Why can food activate such powerful memories? How do we translate the sensuous experience of taste and touch into writing? And why are we so eager to describe what we eat to others? These are just some of the questions Pen, Paper & Fork will explore. This special symposium and workshop will bring together nationally known food writers as well as local bloggers and journalists to explore how and why we write about food.
Above was part of the promo for a two-day food writing symposium held last weekend at the University of Tulsa. The free event was sponsored by the Oklahoma Center for the Humanities.
The first night featured readings and Q&A from two acclaimed food memoirists: Sasha Martin and Nina Mukerjee Furstenau. Martin is the author of Life from Scratch: A Memoir of Food, Family and Forgiveness (National Geographic, 2015). Furstenau authored Biting through the Skin: An Indian Kitchen in the Heartland (University of Iowa Press, 2013). Both authors use food to spark memory and discover or explain family ties, relationships and traditions.
Day Two featured Furstenau and Martin leading small writing workshops. We were arbitrarily split into groups and I luckily found myself in Martin’s group. I mistakenly thought we would meet with one writer, take a break, and then meet with the other. Although I missed not getting instruction and tips from Furstenau, I relished my time with Martin. The second day concluded with a round table discussion featuring several local food writers and journalists including Mark Brown (Assistant to the Director, Philbrook), Angela Evans (Tulsa Voice) and Jessica Rodrigo (Tulsa World).
I almost missed this event. If I had not read the Wednesday paper (which usually doesn’t happen until the following Saturday morning), I would have been so out-of-luck. I also don’t usually seek out events like this that I know I will have to attend solo. Something was working in my favor, externally and internally.

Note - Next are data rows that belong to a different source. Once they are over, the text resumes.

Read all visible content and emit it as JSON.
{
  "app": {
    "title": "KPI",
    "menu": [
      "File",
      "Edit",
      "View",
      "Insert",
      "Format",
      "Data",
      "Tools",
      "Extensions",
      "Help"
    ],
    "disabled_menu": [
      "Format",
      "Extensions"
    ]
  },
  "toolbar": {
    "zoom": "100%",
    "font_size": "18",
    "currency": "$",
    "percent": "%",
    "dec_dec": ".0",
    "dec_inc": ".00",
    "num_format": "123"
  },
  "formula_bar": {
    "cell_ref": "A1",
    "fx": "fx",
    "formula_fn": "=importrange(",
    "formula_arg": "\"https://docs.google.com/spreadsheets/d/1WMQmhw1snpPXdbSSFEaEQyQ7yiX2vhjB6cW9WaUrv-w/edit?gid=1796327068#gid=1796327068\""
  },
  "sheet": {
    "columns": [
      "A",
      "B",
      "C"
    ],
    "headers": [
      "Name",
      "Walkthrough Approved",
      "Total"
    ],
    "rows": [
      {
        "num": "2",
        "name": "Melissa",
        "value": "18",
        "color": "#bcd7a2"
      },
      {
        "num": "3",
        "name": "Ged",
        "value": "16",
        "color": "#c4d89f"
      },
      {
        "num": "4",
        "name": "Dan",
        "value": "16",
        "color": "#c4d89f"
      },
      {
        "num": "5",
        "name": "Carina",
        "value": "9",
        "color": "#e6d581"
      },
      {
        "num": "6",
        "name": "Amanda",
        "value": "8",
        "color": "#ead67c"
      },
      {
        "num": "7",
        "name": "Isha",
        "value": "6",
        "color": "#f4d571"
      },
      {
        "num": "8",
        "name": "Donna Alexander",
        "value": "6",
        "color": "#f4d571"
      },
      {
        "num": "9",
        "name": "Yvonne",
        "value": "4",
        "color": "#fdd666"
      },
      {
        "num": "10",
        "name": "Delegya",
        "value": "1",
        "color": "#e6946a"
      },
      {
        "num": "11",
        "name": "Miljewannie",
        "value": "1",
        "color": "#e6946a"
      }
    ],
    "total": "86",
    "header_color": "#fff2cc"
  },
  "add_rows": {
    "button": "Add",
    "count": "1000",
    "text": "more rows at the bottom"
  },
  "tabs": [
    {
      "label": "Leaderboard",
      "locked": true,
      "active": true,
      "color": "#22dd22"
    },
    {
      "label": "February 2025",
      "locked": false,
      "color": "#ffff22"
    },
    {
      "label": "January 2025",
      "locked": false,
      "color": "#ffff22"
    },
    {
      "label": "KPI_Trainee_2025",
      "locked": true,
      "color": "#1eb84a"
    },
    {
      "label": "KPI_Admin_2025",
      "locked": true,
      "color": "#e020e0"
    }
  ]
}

I wanted to just briefly highlight the first evening’s events and spend a bit more time on Day Two later.
I have read Life from Scratch and although I enjoyed the book, I was a bit ambivalent about it. Don’t get me wrong, I admire Martin’s resiliency, determination and motivations for writing the book, but there were a few family dynamics that I just couldn’t wrap my brain around.
Hearing her read her own personal story and comment on the writing process gave me a whole new appreciation for her book.
She was adamant about one thing: “The world doesn’t need another recipe.” Instead of another cookbook, another recipe online, “It has to bring something new…something of myself.”
Furstenau echoed these sentiments. “Does your phrase open the world?” She continued with “You have to be brave enough to put something of yourself on the page.”
Regarding the relatively new food memoir genre, they both discussed in parallel conversations that memory is fluid and that the author owns his/her own memories. (These comments were in response to the moderator harping on the issue of truth in memoirs.)
Furstenau teaches at the University of Missouri Science and Agriculture Journalism program and the MU School of Journalism. Besides Biting Through the Skin, she has penned Savor Missouri: River Hills Food and Wine (Missouri Life and Acclaim Publishing, 2013). Biting through the Skin was awarded the Les Dames d’Escoffier International Grand Prize and the MFK Fisher Book Award for Excellence in Culinary Writing.
In addition to Life from Scratch, Martin spent four years delving into international cuisine on her blog, Global Table Adventure. She graduated from Wesleyan University and was an MFK Fisher Scholar at the Culinary Institute of America. Her work has been featured in many national publications.
Martin is the featured author for the April/May edition of Cook the Books. More to come of this event!
I really can’t wait to share information, tips and my reflections from Day Two of this symposium.